◆ **Task requirements**: Whatever lines the data contains, output all of them unchanged.

◆ **Records excerpted from a collection**:
----------
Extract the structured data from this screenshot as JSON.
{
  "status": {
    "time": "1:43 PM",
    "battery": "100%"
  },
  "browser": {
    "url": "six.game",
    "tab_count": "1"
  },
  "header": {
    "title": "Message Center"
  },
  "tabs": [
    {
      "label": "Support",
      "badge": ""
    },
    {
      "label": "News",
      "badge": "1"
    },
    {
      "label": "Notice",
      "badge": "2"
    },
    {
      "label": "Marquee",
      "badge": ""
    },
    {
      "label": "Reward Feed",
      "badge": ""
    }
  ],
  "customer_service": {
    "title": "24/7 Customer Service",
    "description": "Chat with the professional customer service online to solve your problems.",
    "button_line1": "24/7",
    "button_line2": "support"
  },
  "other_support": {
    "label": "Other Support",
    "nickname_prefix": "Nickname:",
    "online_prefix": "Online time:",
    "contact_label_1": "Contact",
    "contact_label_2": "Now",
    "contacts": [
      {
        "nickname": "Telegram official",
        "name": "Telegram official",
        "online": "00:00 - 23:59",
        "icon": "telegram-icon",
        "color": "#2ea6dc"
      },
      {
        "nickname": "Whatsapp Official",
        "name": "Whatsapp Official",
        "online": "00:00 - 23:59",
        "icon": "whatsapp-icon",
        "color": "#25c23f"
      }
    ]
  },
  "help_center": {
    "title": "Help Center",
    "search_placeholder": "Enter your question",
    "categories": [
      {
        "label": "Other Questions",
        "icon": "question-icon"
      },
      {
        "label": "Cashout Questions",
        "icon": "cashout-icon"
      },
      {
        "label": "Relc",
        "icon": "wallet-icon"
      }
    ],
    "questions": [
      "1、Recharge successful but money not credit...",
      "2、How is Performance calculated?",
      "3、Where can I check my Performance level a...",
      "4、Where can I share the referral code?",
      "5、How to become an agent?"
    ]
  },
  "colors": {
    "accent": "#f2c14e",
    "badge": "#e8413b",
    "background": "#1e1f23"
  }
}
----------
◆ **Reply**:
Extract the structured data from this screenshot as JSON.
{
  "status": {
    "time": "1:43 PM",
    "battery": "100%"
  },
  "browser": {
    "url": "six.game",
    "tab_count": "1"
  },
  "header": {
    "title": "Message Center"
  },
  "tabs": [
    {
      "label": "Support",
      "badge": ""
    },
    {
      "label": "News",
      "badge": "1"
    },
    {
      "label": "Notice",
      "badge": "2"
    },
    {
      "label": "Marquee",
      "badge": ""
    },
    {
      "label": "Reward Feed",
      "badge": ""
    }
  ],
  "customer_service": {
    "title": "24/7 Customer Service",
    "description": "Chat with the professional customer service online to solve your problems.",
    "button_line1": "24/7",
    "button_line2": "support"
  },
  "other_support": {
    "label": "Other Support",
    "nickname_prefix": "Nickname:",
    "online_prefix": "Online time:",
    "contact_label_1": "Contact",
    "contact_label_2": "Now",
    "contacts": [
      {
        "nickname": "Telegram official",
        "name": "Telegram official",
        "online": "00:00 - 23:59",
        "icon": "telegram-icon",
        "color": "#2ea6dc"
      },
      {
        "nickname": "Whatsapp Official",
        "name": "Whatsapp Official",
        "online": "00:00 - 23:59",
        "icon": "whatsapp-icon",
        "color": "#25c23f"
      }
    ]
  },
  "help_center": {
    "title": "Help Center",
    "search_placeholder": "Enter your question",
    "categories": [
      {
        "label": "Other Questions",
        "icon": "question-icon"
      },
      {
        "label": "Cashout Questions",
        "icon": "cashout-icon"
      },
      {
        "label": "Relc",
        "icon": "wallet-icon"
      }
    ],
    "questions": [
      "1、Recharge successful but money not credit...",
      "2、How is Performance calculated?",
      "3、Where can I check my Performance level a...",
      "4、Where can I share the referral code?",
      "5、How to become an agent?"
    ]
  },
  "colors": {
    "accent": "#f2c14e",
    "badge": "#e8413b",
    "background": "#1e1f23"
  }
}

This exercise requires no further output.